Start of DATA EXCERPTS
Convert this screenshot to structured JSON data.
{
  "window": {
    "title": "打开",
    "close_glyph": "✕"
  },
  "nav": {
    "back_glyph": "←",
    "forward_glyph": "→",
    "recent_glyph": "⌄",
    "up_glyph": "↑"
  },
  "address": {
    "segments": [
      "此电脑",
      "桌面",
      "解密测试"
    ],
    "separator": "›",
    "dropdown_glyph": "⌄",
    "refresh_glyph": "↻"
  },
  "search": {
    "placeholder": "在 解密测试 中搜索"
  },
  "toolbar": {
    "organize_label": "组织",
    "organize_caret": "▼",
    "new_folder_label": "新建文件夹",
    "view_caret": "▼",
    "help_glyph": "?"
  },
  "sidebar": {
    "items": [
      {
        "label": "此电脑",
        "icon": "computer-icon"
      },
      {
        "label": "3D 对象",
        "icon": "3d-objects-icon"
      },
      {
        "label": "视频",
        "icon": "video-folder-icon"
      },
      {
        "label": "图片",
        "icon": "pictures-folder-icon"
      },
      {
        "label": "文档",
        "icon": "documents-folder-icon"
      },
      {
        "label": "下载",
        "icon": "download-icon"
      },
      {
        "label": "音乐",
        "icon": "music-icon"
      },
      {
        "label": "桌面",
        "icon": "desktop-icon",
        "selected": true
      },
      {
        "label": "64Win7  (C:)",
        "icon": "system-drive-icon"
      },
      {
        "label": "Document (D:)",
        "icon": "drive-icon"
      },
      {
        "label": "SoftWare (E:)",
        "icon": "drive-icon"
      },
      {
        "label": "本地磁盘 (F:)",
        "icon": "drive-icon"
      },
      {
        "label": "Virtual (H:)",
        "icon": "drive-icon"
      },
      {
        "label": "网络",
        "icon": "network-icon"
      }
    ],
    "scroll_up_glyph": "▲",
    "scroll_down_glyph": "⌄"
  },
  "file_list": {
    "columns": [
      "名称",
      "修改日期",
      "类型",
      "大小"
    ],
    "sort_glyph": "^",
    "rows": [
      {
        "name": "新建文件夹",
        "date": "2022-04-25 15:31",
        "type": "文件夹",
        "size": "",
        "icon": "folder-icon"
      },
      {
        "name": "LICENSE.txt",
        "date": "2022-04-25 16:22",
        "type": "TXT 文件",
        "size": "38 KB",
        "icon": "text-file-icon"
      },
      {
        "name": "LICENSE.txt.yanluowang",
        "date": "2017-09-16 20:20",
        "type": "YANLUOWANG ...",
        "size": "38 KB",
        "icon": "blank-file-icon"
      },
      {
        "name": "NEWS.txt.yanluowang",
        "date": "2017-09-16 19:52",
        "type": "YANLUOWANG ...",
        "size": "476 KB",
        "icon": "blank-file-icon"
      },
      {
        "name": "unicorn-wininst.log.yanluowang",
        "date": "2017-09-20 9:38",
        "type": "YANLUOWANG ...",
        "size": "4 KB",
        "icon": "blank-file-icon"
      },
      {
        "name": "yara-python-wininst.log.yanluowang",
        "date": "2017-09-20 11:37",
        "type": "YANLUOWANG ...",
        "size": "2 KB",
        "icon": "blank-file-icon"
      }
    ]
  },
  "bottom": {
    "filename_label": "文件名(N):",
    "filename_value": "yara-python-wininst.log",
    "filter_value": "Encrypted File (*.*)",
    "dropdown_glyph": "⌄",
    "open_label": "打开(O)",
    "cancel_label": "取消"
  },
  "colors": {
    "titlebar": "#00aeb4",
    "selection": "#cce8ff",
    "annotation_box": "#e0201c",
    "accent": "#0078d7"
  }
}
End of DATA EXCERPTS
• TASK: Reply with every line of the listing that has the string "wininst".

• ANSWER SPACE:
        "name": "unicorn-wininst.log.yanluowang",
        "name": "yara-python-wininst.log.yanluowang",
    "filename_value": "yara-python-wininst.log",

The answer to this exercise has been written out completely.